In seemingly benign fashion, the initiative claims it uses “research and analysis to promote health and value in healthcare delivery and to support evidence-based health policy.” Sounds nice. But make no mistake, there is nothing evidence-based here. They are out for blood. And unless medical societies, hospitals, labor unions, patient advocates, and others engage with HHS during this implementation process and uphold the truth, the NSA’s regulations will be the minnow to their shark.
For example, last month, Loren Adler and Matthew Fiedler of USC-Brookings Schaeffer, along with Ben Ippolito, issued a lengthy brief entitled, “Recommendations for Implementing the No Surprises Act.” This paper has already been referenced widely. As a matter of fact, according to a study, Brookings is the most frequently cited think tank by U.S. media and politicians.
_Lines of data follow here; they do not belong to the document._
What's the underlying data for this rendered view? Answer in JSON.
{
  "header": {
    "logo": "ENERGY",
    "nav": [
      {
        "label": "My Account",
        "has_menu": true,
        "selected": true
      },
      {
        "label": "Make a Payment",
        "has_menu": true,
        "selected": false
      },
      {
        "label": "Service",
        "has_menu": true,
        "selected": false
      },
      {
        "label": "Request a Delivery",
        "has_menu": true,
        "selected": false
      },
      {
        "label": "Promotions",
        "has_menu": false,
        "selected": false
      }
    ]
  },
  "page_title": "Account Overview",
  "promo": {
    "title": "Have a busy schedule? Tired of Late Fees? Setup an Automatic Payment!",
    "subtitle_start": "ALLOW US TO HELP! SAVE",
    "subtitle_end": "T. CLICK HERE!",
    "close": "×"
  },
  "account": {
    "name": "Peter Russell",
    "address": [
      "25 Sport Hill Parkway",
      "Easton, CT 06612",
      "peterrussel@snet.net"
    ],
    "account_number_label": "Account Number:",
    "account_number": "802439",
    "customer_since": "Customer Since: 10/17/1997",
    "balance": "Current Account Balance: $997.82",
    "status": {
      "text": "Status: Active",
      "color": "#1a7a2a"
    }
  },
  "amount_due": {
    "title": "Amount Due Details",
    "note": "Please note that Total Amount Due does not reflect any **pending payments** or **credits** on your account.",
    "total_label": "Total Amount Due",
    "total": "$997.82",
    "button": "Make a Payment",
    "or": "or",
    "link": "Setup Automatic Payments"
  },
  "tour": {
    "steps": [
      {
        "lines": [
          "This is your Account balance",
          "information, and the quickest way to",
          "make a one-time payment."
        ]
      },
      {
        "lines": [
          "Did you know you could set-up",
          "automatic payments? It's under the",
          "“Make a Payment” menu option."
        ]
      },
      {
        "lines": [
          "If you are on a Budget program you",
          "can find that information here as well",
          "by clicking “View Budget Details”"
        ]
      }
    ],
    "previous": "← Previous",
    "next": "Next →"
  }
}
Well played, Big Insurance.
It is hoped, however, that regulators at HHS do not take the bait. These recommendations have nothing to do with making sure the NSA is implemented fairly, or correctly. Their modus operandi is hijacking the law’s IDR decision-making so that insurers win each case brought to arbitration every time. That means more profits for their benefactors; and the rest of us, we get stuck with higher costs, narrower insurance coverage networks, and fewer physicians.
Case in point: Messrs. Adler, Fiedler, and Ippolito write, “The No Surprises Act instructs arbitrators to consider several factors in their decisions.” That is indeed true. They continue by saying, however, that the NSA “provides essentially no guidance on how these various factors should enter into arbitrators’ decisions.” Pinocchio’s nose is growing. The Committees on Ways and Means, Energy and Commerce, and Education and Labor explicitly stated in a joint document that “the arbitrator must equally consider many factors.” In complex legislation like the NSA, “equally consider” is about as straight forward as it gets.
What is more, Adler, Fielder, and Ippolito suggest “that the agencies craft guidance with the goal of anchoring arbitration outcomes to the qualifying payment amount.” Pinocchio’s nose is now stretching from the House chamber to the Senate chamber.
Of course that is their suggestion, because the qualifying payment amount in this case is the median, in-network rate. That is the health insurance monopolies’ own, made-up payment rate. It has no real bearing to the market rate of care provided in the real world. The authors even admit that, by skewing (“anchoring” minus the façade) the IDR entity’s decision toward the insurers’ preferred rate, “the predictability of arbitration outcomes”, they assert, “would increase.” The bedrock of our country’s arbitration system is fair and impartial judges. If the outcome of a case brought to IDR is already decided in favor of the health insurance company before it starts, then the whole mission, goal, and intent of the NSA’s most important provision is already crushed.
During this season of renewal, it is hoped that many other organizations and individuals rise and weigh in with HHS, and in particular its Center for Consumer Information and Insurance Oversight (CCIIO), over the regulatory implementation of the NSA. The stakes are too high to simply let health insurance companies dictate the rules of engagement. Because if the sharks win, the vast majority of us will end up paying dearly.
Christopher Sheeron is president of Action for Health